Establishing Digital Trust: Don't Sacrifice Security for Convenience
Security researcher Luigi Auriemma recently discovered two vulnerabilites in network-connected Samsung devices that could enable an attacker to crash the device or take control of it remotely.
"Auriemma claims that the vulnerabilities will affect all Samsung devices with support for remote controllers, and that the vulnerable protocol is on both TVs and Blu-Ray enabled devices," writes Threatpost's Brian Donohue. "One of the bugs leads to a loop of endless restarts while the other could cause a potential buffer overflow. Auriemma discovered the issues accidentally. He told Threatpost via email that he was trying to play a trick on his brother. He only wanted to send a remote controller request with a funny message, but he ended up nearly destroying the TV."
"The devices listen on port 55000, where they receive control packets from iOS and Android smartphones," The H Security explains. "Auriemma said that, if these controller packets contain unexpected characters such as a line feed, the device will not accept any further commands after five seconds -- neither from a smartphone nor infrared remote or on the device itself. Apparently, the device begins to restart repeatedly after another five seconds."
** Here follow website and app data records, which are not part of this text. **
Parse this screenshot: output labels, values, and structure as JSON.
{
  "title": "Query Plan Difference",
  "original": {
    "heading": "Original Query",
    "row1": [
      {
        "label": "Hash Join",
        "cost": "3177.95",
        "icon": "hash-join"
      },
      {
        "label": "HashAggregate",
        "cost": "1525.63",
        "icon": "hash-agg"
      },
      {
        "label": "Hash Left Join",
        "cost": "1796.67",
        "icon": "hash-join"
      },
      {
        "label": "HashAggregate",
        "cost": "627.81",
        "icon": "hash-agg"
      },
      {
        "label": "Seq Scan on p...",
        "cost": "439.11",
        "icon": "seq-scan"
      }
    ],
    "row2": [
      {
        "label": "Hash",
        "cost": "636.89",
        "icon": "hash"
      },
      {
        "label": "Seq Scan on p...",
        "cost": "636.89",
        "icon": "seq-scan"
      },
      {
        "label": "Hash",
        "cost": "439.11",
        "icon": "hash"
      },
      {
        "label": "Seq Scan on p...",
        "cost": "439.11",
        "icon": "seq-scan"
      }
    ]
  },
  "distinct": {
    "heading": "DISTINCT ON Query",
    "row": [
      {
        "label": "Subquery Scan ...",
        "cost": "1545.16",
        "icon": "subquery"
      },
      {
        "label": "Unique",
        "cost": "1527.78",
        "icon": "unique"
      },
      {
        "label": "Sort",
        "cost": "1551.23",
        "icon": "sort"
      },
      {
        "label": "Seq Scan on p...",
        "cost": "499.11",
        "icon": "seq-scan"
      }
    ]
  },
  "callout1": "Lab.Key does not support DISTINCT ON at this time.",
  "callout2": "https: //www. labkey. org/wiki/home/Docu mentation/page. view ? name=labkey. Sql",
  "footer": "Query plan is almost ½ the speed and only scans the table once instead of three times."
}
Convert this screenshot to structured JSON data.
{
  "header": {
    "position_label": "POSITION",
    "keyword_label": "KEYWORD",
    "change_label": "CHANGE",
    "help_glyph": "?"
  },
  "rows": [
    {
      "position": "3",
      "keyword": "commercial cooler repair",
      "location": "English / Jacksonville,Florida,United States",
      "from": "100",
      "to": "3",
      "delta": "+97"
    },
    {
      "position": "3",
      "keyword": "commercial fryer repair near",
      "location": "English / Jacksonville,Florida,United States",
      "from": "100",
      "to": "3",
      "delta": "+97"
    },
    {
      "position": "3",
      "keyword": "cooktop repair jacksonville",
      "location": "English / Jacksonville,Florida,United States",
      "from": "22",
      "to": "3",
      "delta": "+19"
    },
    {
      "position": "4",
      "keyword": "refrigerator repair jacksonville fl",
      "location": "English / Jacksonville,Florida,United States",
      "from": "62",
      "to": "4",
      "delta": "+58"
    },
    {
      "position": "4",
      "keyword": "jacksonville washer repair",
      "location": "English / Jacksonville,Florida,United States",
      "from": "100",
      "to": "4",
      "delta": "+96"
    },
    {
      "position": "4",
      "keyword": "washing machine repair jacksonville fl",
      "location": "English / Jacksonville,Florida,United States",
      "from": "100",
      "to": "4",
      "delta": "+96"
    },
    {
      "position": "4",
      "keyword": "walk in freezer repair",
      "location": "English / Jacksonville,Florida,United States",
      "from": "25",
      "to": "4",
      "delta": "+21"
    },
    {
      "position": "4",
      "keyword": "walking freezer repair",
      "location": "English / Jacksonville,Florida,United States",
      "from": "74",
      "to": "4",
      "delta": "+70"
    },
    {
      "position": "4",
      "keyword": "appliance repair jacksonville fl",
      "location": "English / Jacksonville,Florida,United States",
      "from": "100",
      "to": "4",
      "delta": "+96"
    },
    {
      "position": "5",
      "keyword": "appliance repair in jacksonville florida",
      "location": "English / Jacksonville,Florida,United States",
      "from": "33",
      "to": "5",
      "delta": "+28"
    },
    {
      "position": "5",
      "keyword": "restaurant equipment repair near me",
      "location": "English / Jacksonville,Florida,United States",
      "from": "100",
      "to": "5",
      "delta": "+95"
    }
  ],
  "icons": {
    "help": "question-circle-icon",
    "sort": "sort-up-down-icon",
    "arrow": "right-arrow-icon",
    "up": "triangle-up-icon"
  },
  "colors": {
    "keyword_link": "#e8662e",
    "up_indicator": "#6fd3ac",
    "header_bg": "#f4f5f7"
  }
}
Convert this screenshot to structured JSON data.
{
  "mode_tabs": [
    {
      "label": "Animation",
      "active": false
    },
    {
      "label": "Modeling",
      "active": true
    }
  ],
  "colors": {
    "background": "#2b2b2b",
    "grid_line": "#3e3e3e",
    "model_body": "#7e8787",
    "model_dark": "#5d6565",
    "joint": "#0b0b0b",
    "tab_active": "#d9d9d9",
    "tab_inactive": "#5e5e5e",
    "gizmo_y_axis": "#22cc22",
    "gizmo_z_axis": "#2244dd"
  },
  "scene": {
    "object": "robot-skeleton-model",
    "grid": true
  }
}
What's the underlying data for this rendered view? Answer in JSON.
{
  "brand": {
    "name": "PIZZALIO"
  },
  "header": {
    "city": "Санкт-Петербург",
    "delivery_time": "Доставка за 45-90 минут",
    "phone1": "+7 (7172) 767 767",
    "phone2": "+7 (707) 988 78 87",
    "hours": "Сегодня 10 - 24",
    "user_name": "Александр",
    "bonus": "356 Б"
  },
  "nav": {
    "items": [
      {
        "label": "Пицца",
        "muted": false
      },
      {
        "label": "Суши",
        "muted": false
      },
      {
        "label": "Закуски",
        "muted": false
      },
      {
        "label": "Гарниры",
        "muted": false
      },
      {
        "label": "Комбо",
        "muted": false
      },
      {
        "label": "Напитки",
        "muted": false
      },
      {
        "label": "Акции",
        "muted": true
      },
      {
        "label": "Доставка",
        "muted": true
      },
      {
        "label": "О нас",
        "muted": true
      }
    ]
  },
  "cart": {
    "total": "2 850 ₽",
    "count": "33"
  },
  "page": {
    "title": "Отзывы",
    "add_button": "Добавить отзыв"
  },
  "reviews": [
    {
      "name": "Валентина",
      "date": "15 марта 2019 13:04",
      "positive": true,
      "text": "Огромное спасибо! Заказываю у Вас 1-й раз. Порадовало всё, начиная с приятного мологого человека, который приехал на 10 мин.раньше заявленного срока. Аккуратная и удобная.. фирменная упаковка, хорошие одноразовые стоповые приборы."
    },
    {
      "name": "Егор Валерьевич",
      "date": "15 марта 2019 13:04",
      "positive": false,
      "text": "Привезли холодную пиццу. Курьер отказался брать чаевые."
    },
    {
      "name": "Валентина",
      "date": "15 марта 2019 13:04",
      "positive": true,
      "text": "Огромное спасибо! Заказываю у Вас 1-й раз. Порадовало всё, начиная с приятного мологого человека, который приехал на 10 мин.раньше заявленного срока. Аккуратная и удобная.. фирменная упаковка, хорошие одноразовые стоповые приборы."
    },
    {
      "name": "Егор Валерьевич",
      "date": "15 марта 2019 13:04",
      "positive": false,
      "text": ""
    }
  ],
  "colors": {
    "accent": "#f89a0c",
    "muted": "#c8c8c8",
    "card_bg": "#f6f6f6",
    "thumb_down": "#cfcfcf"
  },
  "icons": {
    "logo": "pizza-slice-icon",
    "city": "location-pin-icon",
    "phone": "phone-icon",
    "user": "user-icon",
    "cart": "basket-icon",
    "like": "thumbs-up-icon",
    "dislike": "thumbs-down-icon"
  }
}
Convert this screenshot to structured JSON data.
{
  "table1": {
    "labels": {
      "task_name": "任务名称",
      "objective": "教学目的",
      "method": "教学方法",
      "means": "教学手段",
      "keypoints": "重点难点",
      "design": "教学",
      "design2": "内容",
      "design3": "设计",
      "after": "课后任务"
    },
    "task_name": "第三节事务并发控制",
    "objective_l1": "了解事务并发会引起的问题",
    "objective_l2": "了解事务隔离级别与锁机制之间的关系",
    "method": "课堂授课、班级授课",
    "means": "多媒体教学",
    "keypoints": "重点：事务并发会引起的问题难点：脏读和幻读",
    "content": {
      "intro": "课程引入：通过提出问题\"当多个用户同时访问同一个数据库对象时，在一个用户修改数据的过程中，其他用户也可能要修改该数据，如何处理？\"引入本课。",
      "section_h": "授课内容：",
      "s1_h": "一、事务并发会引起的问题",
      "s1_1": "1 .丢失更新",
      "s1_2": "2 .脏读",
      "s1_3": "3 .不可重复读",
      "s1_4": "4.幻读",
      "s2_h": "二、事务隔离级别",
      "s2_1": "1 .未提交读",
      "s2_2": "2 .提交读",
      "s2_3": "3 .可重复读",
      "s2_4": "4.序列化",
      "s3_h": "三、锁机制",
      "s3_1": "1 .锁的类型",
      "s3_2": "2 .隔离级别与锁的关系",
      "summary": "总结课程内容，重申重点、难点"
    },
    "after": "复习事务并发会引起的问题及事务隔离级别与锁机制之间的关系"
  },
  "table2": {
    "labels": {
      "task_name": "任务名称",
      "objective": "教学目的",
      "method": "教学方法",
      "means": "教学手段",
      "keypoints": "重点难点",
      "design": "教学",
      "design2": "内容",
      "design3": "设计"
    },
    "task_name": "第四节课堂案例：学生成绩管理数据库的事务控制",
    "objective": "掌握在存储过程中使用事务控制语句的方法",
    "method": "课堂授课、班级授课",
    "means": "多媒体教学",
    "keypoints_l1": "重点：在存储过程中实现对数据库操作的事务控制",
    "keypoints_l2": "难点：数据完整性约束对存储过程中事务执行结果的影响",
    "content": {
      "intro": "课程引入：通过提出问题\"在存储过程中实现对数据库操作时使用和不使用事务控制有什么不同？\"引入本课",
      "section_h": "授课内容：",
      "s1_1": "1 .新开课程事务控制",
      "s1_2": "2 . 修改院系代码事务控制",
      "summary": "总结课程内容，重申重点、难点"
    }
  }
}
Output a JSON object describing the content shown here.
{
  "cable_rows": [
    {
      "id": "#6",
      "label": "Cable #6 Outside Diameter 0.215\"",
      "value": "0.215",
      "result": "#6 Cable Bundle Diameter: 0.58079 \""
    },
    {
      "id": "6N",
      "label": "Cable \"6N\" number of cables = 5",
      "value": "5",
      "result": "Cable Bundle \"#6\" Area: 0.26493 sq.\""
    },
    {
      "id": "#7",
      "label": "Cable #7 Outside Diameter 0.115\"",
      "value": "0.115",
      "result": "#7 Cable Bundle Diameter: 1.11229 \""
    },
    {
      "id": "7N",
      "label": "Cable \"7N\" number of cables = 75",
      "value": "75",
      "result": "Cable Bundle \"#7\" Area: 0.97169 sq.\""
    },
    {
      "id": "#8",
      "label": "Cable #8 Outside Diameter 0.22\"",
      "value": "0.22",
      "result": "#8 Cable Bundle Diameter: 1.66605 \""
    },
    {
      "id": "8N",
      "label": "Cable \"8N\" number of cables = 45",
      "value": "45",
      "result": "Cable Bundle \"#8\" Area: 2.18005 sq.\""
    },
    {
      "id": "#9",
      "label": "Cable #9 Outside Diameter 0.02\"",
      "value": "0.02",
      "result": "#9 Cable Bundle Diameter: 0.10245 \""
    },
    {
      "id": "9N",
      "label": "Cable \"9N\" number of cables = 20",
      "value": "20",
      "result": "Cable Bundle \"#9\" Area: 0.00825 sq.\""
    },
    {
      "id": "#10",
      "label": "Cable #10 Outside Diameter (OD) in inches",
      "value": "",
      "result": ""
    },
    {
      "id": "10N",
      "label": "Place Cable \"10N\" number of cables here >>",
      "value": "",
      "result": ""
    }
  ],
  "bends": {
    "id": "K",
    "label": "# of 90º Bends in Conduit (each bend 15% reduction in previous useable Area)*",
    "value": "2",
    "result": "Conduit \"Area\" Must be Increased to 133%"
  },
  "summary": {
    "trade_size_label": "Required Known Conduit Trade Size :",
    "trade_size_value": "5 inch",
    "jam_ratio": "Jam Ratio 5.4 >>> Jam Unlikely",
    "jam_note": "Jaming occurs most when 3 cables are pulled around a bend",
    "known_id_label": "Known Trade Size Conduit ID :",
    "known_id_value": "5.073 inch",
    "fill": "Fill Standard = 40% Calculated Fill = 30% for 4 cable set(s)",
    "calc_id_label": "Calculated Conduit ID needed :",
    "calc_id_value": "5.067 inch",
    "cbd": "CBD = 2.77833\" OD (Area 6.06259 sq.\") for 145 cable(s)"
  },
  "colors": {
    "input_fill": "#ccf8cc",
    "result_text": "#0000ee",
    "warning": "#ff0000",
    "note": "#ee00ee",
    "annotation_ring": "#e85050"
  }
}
"Auriemma also found a secondary bug that causes the device to crash if the MAC address field in the data packet contains an overly long string," writes PCWorld's Lucian Constantin. "He suspects that this is because of a buffer-overflow vulnerability, but can't confirm it because he doesn't want to damage his TV. Many buffer overflow vulnerabilities can result in arbitrary code execution. Auriemma didn't notify Samsung about the issues he found. 'I wanted to report the problems to Samsung but an email address doesn't exist for these types of bugs,' the researcher said."